18 August – 21 September 1986
In this invitation exhibition the Auckland painter Peter Siddell presents a number of works painted between 1970 and 1986. None have been exhibited before, and all are concerned with the familiar topic of the architecture and landscape of his home town.
The style he developed to depict houses is strongly realistic with precise attention to architectural detail. This realism is not an end in itself but a vehicle for 'mood'. Sidddell states "I want to create; hopefully a still image that lingers in the memory. This is why I don't include peeling paint, washing hung out in backyards, unmentionable litter on footpaths, cars or people in my paintings, as they tend to give a narrative interest which can work against the mood I want to create."
None of the scenes, although strongly redolent of suburban Auckland, are of real places. They are built up in the studio from sketchbooks, recollections and imagination.
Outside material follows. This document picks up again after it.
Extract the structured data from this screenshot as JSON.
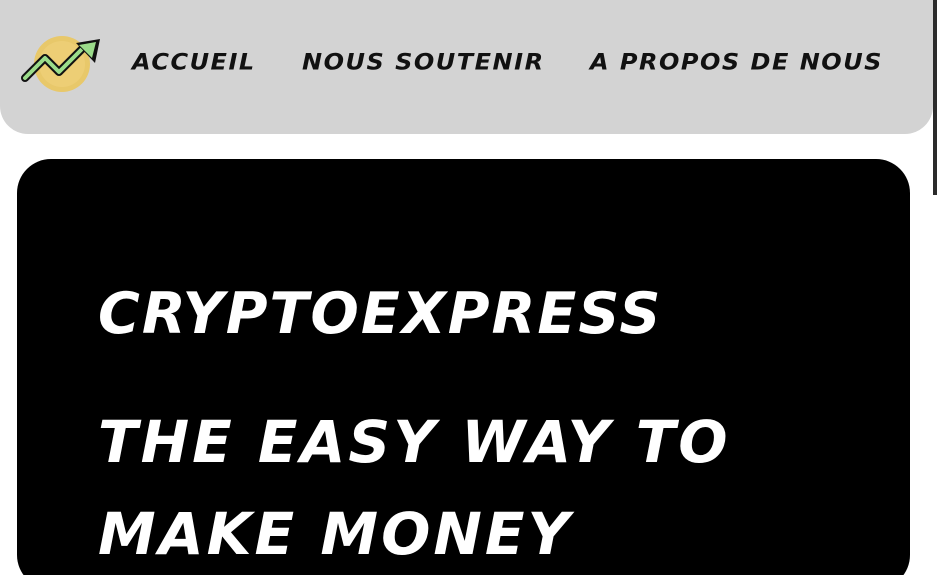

This exhibition of Siddell's own images of suburban Auckland have a unique typicality, and although they depict no place at all we feel we know exactly where it is, and the images linger in our memory.
('Peter Siddell – Paintings', Bulletin, No.46, July/August 1986, p.3)
Robert McDougall Art Gallery - main gallery